• [WHAT IS EXPECTED]
Could you count how many lines of the data include "签发信息" and answer with the number only?
□ □ □
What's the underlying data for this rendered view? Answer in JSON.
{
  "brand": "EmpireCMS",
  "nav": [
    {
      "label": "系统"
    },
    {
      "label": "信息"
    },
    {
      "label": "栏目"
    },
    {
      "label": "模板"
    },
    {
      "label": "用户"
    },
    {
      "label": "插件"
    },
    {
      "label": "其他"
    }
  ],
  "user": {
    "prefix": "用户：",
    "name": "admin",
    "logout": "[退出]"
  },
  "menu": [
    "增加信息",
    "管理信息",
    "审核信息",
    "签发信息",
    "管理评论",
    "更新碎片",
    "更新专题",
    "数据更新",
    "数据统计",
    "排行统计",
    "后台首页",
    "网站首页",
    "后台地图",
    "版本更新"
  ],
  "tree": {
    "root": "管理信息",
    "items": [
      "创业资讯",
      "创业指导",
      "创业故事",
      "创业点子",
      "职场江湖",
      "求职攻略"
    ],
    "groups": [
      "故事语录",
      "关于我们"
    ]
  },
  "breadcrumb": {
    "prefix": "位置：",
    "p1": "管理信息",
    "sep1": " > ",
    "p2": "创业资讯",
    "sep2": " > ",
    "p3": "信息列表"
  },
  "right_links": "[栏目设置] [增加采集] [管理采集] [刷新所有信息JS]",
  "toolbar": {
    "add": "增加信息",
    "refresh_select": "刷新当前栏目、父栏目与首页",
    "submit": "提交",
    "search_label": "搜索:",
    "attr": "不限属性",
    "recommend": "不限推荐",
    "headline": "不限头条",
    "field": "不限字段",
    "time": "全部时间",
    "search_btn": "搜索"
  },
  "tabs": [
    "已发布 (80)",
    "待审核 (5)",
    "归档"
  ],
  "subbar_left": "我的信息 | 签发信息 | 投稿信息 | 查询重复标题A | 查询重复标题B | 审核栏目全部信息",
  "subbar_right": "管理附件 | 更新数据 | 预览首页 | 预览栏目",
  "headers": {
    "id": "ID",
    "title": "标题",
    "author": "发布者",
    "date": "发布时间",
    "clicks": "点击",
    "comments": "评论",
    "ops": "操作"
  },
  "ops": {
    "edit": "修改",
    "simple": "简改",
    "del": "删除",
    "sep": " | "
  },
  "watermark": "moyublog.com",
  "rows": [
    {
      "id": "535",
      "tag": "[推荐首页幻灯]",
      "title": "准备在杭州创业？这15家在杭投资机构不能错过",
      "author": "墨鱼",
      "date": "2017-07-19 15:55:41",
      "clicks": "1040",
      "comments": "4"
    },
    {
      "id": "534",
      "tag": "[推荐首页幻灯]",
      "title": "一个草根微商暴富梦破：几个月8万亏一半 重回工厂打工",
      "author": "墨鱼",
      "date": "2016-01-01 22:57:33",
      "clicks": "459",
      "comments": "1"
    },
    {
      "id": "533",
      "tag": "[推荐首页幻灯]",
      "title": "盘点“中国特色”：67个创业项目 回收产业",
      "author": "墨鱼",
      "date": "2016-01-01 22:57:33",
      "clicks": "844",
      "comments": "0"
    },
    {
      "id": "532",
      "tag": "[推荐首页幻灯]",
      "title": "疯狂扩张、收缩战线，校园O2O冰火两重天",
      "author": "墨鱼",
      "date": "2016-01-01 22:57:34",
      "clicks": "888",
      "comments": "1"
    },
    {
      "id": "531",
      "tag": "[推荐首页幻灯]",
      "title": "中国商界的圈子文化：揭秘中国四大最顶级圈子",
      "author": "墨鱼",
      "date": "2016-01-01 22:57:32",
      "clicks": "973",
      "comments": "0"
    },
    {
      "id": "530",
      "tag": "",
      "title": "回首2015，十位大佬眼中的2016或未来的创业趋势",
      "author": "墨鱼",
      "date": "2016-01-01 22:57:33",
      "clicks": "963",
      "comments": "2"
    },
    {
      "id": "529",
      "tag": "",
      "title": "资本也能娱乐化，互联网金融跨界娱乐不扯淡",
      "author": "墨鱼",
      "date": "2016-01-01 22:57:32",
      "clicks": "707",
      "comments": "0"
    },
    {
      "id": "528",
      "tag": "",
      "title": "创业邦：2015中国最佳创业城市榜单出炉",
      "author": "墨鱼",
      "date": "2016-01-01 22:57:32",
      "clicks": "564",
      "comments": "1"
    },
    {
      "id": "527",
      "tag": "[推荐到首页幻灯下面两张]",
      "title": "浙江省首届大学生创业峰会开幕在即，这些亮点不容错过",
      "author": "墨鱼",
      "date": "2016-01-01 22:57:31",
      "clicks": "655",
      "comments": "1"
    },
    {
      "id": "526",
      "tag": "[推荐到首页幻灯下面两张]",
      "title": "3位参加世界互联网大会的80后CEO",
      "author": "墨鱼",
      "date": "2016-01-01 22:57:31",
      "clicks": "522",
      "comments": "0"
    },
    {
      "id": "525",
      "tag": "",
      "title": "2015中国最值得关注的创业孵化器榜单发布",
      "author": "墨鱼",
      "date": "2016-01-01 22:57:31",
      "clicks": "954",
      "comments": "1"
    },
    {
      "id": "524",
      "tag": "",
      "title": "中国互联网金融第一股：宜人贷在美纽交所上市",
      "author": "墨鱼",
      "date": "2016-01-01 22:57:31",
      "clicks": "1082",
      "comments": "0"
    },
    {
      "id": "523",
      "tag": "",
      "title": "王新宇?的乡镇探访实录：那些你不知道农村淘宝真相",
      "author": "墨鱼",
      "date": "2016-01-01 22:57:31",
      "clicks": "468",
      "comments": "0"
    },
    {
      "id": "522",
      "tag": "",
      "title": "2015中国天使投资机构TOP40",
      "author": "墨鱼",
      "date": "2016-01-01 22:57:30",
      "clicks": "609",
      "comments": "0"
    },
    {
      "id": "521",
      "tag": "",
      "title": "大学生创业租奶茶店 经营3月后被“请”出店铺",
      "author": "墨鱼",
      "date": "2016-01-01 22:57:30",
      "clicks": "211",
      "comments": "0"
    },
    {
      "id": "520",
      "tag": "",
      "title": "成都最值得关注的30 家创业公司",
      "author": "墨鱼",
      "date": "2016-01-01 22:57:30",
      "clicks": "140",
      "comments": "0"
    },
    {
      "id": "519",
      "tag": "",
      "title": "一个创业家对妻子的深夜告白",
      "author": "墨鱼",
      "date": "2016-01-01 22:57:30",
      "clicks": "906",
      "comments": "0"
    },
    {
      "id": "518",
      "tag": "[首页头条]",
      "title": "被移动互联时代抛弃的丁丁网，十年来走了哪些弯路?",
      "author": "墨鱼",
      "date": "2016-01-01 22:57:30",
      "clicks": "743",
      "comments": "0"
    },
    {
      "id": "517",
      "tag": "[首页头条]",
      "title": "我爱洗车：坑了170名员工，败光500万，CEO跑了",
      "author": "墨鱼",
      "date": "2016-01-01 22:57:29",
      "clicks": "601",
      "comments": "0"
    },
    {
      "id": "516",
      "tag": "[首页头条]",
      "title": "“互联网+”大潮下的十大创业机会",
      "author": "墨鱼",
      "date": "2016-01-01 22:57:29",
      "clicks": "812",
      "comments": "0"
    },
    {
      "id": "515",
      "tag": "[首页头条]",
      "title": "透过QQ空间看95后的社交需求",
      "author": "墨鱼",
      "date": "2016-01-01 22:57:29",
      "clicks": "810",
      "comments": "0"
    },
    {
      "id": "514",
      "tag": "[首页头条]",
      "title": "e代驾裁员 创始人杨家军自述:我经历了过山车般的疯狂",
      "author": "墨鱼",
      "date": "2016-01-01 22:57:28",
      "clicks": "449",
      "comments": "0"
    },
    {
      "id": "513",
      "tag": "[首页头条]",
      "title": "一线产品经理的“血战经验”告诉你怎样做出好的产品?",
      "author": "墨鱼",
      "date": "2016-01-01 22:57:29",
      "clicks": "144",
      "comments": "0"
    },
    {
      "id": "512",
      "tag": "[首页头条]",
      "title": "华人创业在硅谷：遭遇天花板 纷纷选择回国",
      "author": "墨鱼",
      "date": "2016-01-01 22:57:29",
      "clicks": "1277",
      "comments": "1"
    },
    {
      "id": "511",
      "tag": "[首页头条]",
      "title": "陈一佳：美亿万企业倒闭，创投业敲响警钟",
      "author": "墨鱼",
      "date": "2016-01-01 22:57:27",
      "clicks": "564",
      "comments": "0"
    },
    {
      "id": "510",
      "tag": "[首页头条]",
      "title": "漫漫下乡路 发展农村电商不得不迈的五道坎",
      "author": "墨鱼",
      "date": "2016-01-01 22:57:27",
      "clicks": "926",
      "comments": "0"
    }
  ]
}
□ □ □
• [PROBLEM SOLUTION]
2